:: Supplied material ::

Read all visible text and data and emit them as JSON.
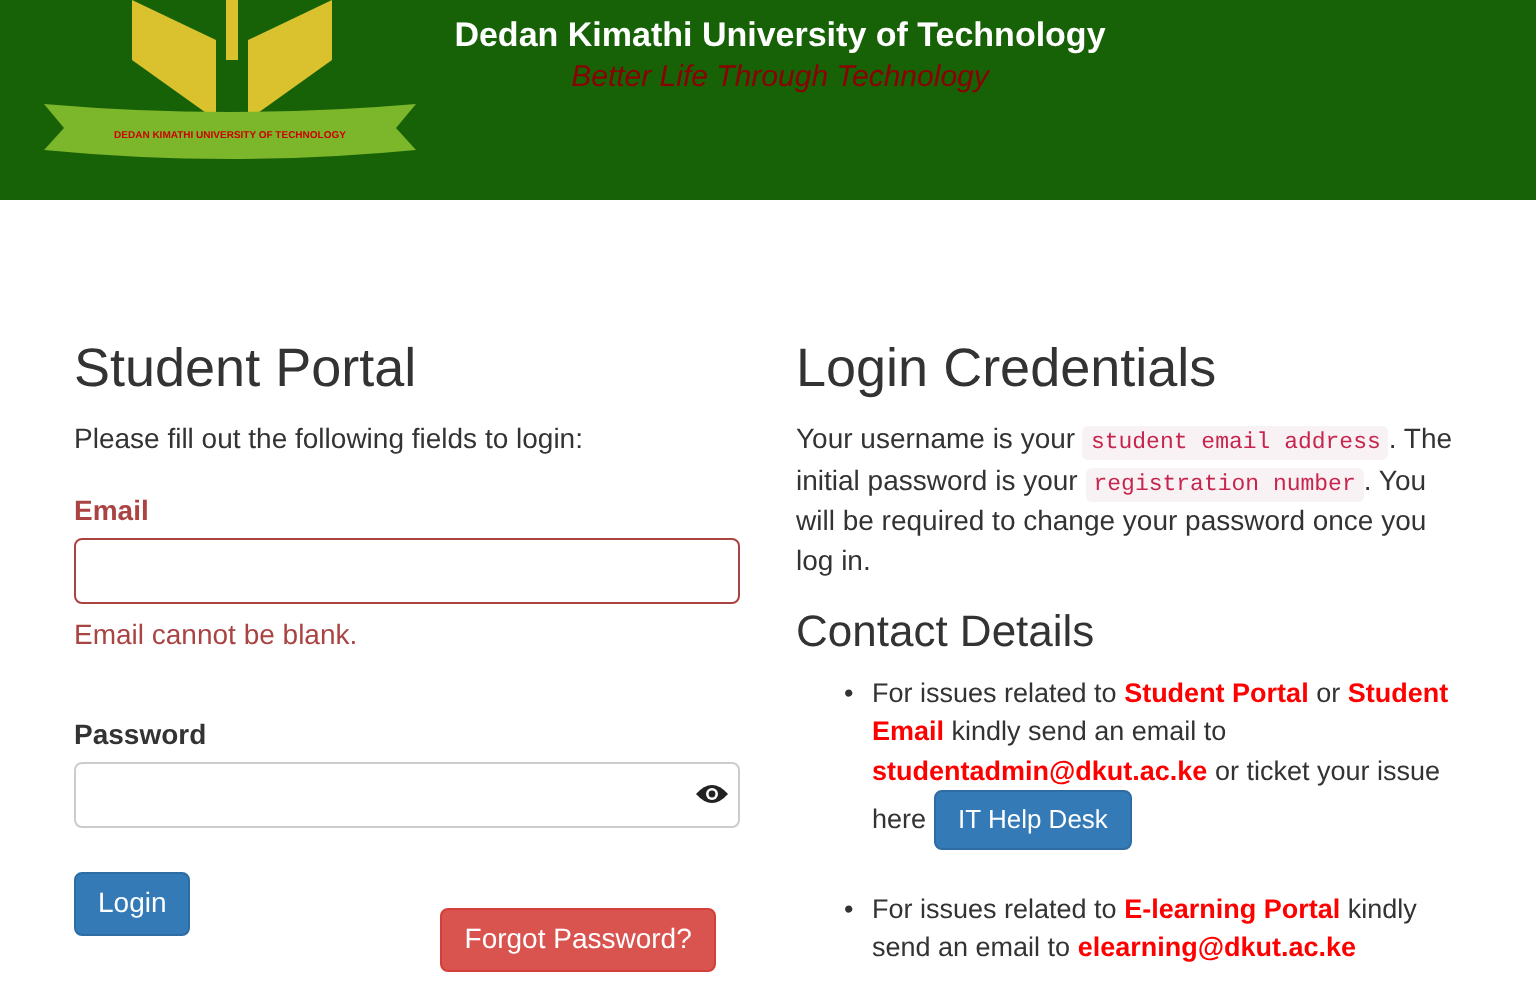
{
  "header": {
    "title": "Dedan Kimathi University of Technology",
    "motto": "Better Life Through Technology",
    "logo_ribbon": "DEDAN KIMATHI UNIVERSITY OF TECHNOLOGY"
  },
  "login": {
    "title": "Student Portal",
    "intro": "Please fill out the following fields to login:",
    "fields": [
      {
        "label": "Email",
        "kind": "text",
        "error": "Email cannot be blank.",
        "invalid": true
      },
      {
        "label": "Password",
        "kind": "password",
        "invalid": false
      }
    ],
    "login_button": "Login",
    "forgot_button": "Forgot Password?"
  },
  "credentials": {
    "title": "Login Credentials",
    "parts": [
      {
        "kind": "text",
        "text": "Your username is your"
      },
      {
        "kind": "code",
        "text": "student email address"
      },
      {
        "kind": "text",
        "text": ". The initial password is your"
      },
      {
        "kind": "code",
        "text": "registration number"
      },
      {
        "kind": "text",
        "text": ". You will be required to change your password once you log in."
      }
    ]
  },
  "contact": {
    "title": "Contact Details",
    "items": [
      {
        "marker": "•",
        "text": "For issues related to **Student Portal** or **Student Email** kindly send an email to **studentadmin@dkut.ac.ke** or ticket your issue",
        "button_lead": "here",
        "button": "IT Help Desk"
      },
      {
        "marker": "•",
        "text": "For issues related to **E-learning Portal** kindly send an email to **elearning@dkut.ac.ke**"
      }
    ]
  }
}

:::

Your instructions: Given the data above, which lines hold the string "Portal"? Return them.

Result:
    "title": "Student Portal",
        "text": "For issues related to **Student Portal** or **Student Email** kindly send an email to **studentadmin@dkut.ac.ke** or ticket your issue",
        "text": "For issues related to **E-learning Portal** kindly send an email to **elearning@dkut.ac.ke**"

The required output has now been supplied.